Exercise data »
*** Block opens ***

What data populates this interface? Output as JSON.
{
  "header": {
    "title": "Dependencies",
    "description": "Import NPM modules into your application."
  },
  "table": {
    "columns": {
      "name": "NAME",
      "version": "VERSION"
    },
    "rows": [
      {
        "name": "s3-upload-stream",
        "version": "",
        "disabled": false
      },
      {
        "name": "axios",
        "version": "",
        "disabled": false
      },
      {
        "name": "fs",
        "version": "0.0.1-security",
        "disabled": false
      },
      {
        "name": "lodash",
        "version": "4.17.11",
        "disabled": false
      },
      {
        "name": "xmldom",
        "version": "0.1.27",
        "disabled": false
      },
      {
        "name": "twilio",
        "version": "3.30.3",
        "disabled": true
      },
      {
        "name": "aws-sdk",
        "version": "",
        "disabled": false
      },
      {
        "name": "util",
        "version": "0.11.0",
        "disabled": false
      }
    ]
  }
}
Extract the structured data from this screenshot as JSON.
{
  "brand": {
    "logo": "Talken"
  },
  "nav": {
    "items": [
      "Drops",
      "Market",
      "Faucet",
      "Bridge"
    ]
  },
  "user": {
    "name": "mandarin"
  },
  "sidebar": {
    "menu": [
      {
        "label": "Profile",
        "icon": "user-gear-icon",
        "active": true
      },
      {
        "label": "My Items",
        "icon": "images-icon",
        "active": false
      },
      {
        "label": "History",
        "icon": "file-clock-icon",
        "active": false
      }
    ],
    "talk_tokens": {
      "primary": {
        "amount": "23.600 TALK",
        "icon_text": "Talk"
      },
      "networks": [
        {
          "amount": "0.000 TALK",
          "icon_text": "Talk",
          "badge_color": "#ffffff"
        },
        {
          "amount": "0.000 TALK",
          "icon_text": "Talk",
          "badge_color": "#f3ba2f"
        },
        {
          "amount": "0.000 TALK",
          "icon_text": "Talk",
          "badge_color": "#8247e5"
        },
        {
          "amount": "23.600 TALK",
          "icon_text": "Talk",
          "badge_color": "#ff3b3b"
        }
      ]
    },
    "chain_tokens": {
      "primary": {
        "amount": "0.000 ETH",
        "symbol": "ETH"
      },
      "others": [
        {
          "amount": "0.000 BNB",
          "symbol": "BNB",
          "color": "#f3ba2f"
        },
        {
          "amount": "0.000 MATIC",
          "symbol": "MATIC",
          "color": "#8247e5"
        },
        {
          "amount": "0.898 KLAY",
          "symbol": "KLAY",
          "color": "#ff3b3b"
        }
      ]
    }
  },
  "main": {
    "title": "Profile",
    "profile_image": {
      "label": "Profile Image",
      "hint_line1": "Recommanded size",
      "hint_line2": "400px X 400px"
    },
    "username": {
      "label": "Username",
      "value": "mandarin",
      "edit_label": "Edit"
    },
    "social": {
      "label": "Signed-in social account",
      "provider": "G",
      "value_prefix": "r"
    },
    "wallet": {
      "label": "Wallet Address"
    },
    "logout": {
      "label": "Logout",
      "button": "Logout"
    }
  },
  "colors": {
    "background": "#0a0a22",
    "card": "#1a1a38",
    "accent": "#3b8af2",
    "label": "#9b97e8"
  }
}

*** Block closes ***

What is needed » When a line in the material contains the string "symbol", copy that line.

Worked solution »
        "symbol": "ETH"
          "symbol": "BNB",
          "symbol": "MATIC",
          "symbol": "KLAY",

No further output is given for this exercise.